Badal and Tohra Also Quit Party Posts

Amritsar — Sant Harchand Singh Longowal has resigned from the President ship of Akali Dal. He has also announced that he would not associate with any committee. Longowal appears to have decided to quit when he failed to carry the Sikh masses with him. His humiliating surrender before the Indian army turned out to be a Stigma beyond washing even through his recantations and glorifications of Sant Bhindranwale.

The publicity accorded to him by the media after his release made him a suspect in the popular imagination. Govt. of India’s anxiety to project him as the reasonable and moderate leader totally opposed to the cult of violence appears to have backfired.

Parkash Singh Badal, who is known for his moderate stand has also resigned from the working committee of the Akali Dal. Badal had reacted very strongly to the army attack on the Golden Temple and had gone to the extent of saying that Sikhs will have to consider whether they can anymore live with India. But in his first press interview after his release, he relapsed into his old philosophy of moderation and solutions on the basis of give and take rather than on principles. Badal is known for his sober, cultured and soft demeanor but lacks the finesse required for political manipulation. As Chief Minister of Punjab during the Janata Rule at the Centre, he could not even ensure reasonable share for the State from the Central pool.

Gurcharan Singh Tohra’s resignation has not been accepted by the S.G.P.C. and he does not seem to be eager for its acceptance. Tohra has a reputation to steer clear of controversies and troubled situations by remaining on the fence and jumping on the bandwagon of the winners. His moves in the present situation would be carefully watched and he won’t easily be able to establish his credibility with the Sikh masses. There are a number of serious charges and suspicions regarding his hobnobbing with the Govt’, and the fact of his surrender to the Army is adding to his difficulties.

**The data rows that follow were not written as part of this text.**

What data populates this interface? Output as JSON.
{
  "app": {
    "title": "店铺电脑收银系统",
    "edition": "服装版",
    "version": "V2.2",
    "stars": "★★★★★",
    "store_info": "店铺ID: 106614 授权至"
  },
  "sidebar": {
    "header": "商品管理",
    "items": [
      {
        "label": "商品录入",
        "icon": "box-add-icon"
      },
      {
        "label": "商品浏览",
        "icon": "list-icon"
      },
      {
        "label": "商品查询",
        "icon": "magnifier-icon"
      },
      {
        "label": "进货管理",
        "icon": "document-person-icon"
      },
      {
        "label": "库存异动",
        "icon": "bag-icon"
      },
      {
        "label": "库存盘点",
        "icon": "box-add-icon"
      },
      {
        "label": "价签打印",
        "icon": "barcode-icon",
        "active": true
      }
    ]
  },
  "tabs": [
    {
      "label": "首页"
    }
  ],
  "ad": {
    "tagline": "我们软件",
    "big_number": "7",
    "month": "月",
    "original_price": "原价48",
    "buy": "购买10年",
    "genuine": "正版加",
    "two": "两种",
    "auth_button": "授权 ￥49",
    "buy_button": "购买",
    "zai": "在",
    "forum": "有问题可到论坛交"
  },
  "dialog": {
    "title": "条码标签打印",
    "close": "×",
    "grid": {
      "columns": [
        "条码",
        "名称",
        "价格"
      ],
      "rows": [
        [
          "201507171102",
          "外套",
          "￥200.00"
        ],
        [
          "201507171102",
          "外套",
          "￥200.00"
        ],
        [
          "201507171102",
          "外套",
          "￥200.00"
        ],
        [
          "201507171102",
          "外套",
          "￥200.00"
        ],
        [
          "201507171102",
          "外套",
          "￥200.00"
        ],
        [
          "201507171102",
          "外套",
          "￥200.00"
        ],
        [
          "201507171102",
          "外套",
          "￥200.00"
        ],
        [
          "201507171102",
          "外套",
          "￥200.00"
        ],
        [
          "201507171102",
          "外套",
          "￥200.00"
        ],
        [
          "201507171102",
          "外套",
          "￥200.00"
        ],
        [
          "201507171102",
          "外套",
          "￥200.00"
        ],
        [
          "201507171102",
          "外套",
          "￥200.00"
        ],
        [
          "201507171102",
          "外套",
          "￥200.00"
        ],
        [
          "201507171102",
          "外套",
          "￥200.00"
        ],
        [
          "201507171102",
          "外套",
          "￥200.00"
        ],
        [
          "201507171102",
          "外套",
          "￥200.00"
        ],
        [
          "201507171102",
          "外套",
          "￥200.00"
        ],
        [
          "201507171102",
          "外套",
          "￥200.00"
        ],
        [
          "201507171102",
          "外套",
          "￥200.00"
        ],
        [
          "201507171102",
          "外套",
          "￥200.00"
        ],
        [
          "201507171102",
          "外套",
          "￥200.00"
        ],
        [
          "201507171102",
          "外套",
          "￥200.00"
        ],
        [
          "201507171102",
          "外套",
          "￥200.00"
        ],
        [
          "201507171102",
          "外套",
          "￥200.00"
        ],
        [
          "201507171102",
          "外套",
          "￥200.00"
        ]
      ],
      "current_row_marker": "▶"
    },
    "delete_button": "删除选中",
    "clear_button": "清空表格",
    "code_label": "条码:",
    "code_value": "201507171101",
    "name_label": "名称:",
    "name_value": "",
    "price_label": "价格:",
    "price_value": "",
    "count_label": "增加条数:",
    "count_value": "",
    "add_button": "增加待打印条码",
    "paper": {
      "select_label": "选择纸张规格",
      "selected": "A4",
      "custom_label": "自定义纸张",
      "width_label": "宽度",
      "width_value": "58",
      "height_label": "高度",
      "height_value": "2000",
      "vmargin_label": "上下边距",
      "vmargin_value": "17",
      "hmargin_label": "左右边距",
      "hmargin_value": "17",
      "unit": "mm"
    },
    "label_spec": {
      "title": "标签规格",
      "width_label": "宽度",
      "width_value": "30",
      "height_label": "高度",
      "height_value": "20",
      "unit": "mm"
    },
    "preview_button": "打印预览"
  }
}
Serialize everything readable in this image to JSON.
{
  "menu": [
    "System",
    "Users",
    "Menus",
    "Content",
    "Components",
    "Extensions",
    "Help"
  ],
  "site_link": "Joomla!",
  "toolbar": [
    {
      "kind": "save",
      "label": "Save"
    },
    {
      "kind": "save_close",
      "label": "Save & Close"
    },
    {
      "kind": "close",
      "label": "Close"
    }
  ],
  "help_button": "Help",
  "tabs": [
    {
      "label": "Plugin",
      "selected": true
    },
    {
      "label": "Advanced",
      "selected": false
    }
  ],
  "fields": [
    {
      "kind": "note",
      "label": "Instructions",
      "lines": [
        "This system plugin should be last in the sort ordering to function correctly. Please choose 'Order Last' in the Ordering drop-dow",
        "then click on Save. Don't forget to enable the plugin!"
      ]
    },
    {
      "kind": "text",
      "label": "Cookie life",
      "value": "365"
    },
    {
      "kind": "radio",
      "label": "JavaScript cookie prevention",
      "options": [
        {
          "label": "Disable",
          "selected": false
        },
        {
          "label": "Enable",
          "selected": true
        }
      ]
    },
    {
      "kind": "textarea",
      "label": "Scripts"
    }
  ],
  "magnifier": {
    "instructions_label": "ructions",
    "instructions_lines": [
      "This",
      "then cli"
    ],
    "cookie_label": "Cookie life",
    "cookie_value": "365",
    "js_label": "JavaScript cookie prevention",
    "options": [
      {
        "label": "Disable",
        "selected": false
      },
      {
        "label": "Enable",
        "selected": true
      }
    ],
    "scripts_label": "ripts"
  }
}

Longowal expressed his anguish at the violent incidents and indirectly held Sikh youth responsible for it when he said that such acts would only harm the Sikh interests. In his frustration at the forced exit from the exalted position of President, he even forgot that his remarks could be used by the Government to hunt and kill Sikh youth.

Article extracted from this publication >> May 17, 1985